Nick clarified that Walmart associates have code words for different emergencies, and code brown means threat of violence.
'Best intentions': The corporate office will continue to review the store's response to the situation, Nick said, but the company is satisfied with three facts: law enforcement was notified immediately, associates did what they could to alert customers and no associates or customers were harmed.
"We're confident everyone was using their best intentions," he said.
Giblin, of Shrewsbury Township, had gone to Walmart around 7:30 p.m. with her husband to do some quick grocery shopping.
She and her family usually shop at Walmart, and she said she knows a lot of the managers there.
"It was more frustrating than anything," Giblin said. "Not to know what was going on and not knowing that we were all to evacuate and to see employees (and mainly managers) run by people to get out ... That's disheartening."
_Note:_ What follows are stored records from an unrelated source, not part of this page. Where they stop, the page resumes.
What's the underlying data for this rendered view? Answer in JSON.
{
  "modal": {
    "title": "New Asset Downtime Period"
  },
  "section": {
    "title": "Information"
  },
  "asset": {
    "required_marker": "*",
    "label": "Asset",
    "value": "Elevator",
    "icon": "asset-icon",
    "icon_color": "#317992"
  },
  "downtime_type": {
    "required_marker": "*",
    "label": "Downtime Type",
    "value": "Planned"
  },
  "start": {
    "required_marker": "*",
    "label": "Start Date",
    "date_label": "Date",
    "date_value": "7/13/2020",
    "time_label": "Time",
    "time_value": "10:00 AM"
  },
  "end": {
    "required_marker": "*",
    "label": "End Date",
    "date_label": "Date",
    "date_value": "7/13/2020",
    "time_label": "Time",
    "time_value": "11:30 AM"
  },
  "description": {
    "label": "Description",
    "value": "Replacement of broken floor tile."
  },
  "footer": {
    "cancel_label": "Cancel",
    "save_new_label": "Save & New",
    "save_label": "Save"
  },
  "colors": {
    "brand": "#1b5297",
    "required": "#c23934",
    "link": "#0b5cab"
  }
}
A separate witness said the building was evacuated, and that shoppers were told to "stay low."
Social media posts also said nearby businesses and restaurants were locked down during the incident.
Michael McCargy, an assistant manager at the Little Caesars Pizza in the Shrewsbury Commons Shopping Center, wasn't working at the time but happened to be in the area.
"With as many police cars as there were, it felt like something crazy was going on," he said. "It was a lot to comprehend."
McCargy said he saw a stream of customers fleeing the Walmart for 10 to 15 minutes.
"It was little overwhelming," he added.
The incident: The state police barracks in Loganville received a 911 call from a Walmart employee at 7:34 p.m. Thursday reporting someone with a weapon had just robbed the pharmacy.
A trooper who was already in the area responded immediately and encountered the alleged robber just inside the doorway. The trooper told the man to drop the weapon, but the man instead raised his shotgun at the trooper, according to a state police news release.
"The trooper was able to simultaneously push the muzzle of the shotgun away as both fired one shot," the release states. "The subject's shot missed and struck a wall while the trooper's round struck the subject in the chest."
The store, which is usually open 24 hours per day, was closed until 6 a.m. Saturday.